What you have to do: Every line with "JSON" in it should be copied from the data.

== Segment start ==

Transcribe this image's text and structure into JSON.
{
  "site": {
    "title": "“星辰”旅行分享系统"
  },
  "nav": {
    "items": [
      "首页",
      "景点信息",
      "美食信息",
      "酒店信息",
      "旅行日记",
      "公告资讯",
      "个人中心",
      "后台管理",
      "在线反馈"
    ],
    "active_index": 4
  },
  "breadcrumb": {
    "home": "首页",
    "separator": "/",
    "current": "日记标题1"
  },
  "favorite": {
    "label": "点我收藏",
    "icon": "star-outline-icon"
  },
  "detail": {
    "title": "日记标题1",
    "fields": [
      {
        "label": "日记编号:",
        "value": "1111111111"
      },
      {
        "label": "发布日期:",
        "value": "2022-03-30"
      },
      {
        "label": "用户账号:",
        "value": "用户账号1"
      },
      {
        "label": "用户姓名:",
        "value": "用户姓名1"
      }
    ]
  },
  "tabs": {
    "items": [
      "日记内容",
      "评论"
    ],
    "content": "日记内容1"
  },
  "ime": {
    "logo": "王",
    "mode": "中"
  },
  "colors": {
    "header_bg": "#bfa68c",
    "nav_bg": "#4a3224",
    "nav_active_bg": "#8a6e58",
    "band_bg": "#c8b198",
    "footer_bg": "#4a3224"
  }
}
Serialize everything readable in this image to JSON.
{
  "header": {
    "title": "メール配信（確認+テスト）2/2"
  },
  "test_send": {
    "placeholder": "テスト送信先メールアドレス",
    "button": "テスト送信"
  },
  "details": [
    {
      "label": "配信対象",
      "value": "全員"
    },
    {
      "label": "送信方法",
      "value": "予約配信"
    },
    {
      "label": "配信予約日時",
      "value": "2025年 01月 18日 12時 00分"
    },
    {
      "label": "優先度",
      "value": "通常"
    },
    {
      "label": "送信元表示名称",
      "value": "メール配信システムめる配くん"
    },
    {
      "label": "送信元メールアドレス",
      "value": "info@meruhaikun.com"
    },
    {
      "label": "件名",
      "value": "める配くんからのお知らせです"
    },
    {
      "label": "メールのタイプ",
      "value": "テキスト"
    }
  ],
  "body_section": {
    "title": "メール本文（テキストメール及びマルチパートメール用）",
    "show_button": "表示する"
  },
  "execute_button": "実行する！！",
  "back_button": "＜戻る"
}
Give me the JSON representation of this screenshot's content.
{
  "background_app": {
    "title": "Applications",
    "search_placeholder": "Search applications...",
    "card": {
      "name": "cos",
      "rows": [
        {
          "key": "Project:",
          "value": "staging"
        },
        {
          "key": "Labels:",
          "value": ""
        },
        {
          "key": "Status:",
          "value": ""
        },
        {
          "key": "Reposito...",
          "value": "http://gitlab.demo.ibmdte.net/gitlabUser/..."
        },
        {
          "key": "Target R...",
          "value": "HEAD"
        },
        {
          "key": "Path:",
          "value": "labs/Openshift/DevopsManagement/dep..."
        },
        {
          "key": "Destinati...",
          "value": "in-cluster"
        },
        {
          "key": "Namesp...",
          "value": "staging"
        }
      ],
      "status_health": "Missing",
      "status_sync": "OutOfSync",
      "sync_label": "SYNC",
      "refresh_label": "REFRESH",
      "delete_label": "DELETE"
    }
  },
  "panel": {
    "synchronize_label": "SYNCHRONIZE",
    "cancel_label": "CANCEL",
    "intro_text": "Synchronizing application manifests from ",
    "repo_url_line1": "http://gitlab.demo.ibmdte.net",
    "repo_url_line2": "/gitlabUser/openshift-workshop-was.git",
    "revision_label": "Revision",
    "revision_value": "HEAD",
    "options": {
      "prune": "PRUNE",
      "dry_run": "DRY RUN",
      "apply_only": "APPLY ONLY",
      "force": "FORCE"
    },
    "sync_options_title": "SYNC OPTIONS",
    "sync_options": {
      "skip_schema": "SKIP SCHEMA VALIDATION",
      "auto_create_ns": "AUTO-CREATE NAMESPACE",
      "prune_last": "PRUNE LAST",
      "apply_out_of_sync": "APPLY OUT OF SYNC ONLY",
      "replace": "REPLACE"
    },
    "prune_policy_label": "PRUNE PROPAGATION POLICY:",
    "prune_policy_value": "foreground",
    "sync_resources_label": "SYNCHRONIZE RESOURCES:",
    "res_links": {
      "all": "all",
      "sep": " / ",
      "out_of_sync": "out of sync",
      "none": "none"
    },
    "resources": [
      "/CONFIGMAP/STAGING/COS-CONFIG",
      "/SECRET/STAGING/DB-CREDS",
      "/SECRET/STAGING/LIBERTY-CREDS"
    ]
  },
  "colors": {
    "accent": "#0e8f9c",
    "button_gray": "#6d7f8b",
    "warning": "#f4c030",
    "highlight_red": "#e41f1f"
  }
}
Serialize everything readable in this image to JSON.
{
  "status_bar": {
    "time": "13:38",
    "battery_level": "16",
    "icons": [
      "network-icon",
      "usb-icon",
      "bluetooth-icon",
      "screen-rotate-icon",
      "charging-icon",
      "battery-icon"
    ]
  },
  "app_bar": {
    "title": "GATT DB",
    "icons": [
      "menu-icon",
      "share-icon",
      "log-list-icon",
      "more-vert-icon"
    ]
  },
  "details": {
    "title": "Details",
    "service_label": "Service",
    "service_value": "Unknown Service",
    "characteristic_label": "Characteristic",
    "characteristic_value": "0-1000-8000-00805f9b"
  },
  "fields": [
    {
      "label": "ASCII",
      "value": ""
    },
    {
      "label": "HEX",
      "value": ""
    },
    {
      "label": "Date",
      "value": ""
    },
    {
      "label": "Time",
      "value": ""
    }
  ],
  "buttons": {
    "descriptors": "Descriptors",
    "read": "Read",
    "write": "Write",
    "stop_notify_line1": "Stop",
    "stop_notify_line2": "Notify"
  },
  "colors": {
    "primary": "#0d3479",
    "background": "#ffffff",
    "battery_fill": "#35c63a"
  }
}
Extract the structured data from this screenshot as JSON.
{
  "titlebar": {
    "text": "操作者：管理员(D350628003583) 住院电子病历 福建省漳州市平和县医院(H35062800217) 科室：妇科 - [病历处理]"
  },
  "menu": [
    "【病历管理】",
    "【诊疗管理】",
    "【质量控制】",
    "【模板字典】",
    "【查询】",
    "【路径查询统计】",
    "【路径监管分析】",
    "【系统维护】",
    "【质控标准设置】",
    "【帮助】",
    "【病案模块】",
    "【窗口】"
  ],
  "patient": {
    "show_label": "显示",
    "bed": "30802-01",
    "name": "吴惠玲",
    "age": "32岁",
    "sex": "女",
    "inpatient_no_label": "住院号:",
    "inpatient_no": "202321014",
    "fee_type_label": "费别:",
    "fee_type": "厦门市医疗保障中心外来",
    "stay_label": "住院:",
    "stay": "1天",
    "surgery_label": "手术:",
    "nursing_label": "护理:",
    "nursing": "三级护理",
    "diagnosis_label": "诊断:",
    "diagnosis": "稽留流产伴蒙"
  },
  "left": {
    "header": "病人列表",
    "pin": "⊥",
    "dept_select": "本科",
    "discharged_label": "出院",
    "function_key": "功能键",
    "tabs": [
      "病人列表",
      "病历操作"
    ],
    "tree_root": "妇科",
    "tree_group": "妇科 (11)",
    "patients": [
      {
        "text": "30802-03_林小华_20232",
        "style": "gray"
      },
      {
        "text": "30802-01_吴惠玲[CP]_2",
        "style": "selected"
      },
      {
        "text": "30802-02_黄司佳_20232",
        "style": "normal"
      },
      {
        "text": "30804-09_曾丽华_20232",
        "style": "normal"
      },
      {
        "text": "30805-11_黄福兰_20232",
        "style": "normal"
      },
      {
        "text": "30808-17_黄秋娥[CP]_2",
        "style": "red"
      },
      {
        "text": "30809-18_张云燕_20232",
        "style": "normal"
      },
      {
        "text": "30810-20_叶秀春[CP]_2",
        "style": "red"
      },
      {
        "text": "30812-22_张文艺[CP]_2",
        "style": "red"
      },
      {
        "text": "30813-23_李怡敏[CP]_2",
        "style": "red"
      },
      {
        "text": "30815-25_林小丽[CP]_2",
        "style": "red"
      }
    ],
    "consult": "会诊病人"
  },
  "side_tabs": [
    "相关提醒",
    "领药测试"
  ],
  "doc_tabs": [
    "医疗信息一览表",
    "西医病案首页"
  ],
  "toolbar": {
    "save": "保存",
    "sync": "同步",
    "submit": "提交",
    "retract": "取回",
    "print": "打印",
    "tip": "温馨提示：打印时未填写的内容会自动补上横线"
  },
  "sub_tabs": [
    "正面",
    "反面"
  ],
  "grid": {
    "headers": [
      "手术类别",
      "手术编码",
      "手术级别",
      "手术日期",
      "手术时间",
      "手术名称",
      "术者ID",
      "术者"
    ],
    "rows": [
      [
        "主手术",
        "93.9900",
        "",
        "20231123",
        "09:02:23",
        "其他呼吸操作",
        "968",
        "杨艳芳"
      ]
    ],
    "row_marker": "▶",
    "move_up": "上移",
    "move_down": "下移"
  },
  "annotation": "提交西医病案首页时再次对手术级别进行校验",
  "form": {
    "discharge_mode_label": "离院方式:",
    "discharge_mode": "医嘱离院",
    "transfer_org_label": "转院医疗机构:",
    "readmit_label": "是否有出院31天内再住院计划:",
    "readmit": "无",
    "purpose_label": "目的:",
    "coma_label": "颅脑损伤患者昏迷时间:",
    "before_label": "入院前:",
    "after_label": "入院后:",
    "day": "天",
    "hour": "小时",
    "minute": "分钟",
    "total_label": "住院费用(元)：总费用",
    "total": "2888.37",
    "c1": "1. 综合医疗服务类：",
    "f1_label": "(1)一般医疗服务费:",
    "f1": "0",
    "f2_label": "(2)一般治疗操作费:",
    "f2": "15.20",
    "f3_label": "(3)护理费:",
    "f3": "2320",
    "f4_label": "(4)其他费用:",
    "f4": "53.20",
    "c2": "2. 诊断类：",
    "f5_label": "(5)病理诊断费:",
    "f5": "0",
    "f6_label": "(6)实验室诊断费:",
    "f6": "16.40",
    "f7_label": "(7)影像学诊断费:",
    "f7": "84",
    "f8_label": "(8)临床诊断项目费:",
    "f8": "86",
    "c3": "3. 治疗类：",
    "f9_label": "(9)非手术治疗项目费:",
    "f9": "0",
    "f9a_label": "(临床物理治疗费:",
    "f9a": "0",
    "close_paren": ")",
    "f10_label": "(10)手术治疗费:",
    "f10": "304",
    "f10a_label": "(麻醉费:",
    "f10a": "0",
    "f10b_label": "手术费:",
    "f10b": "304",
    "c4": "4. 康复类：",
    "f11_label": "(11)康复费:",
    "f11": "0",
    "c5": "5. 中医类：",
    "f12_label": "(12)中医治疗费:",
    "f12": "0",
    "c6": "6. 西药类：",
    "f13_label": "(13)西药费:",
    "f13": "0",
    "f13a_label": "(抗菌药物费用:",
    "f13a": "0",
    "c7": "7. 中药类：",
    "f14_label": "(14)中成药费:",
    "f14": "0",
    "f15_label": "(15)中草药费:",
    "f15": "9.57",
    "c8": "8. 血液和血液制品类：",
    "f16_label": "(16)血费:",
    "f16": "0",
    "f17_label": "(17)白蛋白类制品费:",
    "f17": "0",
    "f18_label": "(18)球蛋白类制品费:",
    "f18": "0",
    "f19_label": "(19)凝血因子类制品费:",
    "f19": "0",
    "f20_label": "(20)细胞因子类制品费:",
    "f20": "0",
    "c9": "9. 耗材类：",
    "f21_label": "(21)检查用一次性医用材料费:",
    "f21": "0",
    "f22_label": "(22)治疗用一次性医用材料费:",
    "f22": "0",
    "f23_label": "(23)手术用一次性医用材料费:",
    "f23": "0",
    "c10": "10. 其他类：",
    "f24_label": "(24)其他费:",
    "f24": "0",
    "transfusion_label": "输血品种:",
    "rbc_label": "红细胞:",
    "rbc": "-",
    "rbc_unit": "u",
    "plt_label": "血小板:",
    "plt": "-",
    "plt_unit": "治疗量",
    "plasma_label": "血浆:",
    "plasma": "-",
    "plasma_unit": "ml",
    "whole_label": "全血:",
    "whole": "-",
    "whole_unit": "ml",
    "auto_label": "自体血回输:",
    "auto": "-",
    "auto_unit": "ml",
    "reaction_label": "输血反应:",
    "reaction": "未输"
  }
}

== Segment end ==

Result of this exercise:
Transcribe this image's text and structure into JSON.
Serialize everything readable in this image to JSON.
Give me the JSON representation of this screenshot's content.
Serialize everything readable in this image to JSON.
Extract the structured data from this screenshot as JSON.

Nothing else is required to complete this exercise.